• _WORK TASK_:
All lines of the entries with "JSON" in them must be listed.
____ DATA PROVIDED
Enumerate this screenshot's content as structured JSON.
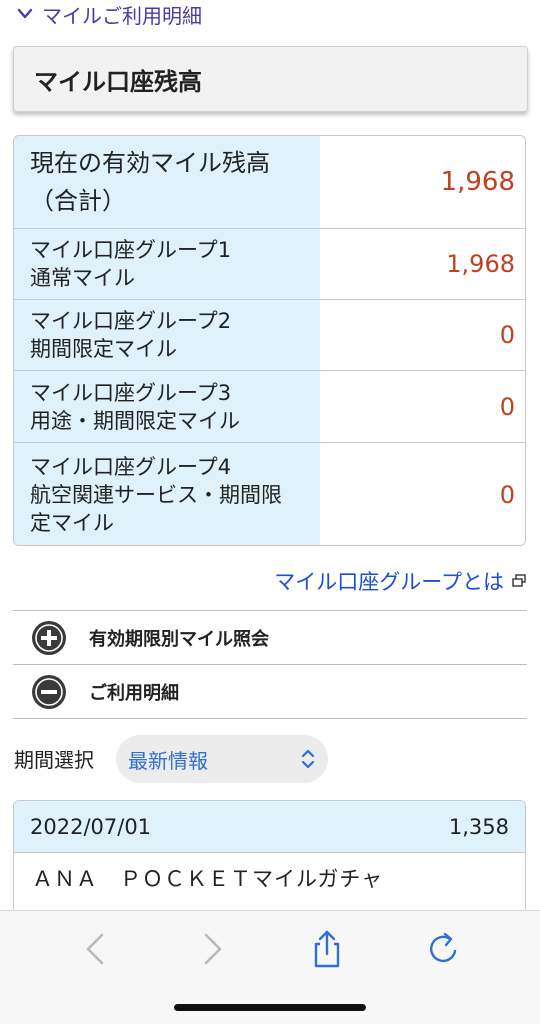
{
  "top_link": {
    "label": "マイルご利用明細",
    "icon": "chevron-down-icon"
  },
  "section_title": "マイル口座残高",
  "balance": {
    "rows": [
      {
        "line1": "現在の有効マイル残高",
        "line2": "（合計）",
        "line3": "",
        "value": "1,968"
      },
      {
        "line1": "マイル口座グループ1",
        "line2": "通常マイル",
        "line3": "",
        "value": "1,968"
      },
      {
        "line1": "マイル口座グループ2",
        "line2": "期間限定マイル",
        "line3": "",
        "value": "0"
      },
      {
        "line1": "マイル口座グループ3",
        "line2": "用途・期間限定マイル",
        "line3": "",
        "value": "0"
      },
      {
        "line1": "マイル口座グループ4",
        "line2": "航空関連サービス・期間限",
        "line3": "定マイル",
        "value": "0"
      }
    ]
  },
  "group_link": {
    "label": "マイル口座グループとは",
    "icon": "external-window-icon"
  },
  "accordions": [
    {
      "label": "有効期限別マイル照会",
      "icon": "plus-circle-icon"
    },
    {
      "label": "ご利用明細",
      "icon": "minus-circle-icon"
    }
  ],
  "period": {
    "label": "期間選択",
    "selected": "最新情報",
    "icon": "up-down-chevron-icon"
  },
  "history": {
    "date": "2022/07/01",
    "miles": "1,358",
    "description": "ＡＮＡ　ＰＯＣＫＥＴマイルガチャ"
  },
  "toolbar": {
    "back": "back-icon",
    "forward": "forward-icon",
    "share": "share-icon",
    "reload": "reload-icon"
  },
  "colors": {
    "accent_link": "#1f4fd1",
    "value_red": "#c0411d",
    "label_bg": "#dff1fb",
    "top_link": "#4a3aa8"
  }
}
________
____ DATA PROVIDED
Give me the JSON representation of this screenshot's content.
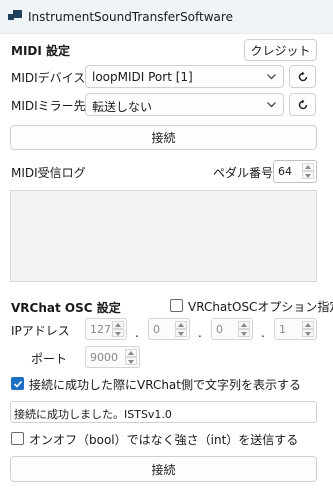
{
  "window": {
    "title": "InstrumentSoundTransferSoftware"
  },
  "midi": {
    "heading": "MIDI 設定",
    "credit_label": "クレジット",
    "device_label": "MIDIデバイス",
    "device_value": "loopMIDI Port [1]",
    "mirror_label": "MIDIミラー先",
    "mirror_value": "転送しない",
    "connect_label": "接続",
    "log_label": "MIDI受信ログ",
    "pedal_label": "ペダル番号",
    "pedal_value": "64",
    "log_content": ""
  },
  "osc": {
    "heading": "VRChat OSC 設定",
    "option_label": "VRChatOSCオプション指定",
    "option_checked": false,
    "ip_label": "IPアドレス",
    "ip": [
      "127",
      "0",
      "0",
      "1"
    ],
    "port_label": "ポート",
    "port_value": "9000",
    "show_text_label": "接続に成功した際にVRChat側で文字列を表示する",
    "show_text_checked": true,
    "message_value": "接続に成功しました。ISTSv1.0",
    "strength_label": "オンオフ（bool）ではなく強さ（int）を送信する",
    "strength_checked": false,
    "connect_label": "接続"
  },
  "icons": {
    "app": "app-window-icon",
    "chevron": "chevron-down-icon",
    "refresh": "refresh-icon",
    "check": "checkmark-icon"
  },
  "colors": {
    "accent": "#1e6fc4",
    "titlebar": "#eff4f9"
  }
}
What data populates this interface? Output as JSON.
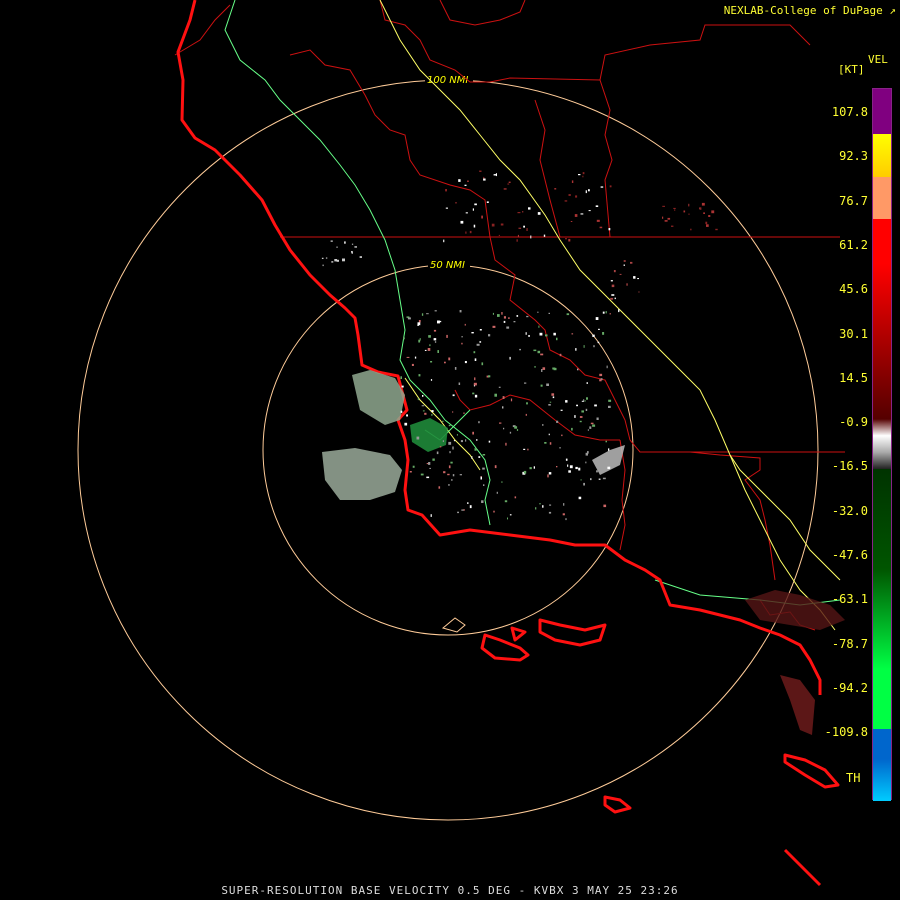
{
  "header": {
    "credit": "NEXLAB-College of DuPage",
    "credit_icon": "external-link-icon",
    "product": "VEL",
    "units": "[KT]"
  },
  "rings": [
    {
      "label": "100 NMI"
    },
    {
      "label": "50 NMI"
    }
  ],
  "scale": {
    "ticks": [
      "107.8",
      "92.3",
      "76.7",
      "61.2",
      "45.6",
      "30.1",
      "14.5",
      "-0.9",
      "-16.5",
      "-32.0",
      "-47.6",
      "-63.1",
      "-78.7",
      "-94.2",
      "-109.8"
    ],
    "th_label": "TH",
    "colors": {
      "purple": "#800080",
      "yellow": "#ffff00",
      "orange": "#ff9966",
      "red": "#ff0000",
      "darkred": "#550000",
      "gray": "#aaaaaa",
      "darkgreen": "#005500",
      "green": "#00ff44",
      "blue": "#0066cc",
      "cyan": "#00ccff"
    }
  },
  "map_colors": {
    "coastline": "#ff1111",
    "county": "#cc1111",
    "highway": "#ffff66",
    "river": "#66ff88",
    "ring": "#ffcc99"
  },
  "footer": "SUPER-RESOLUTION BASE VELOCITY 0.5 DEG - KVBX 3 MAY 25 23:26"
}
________
• _OUTPUT FOR THIS EXERCISE_:
Enumerate this screenshot's content as structured JSON.
Give me the JSON representation of this screenshot's content.
What data populates this interface? Output as JSON.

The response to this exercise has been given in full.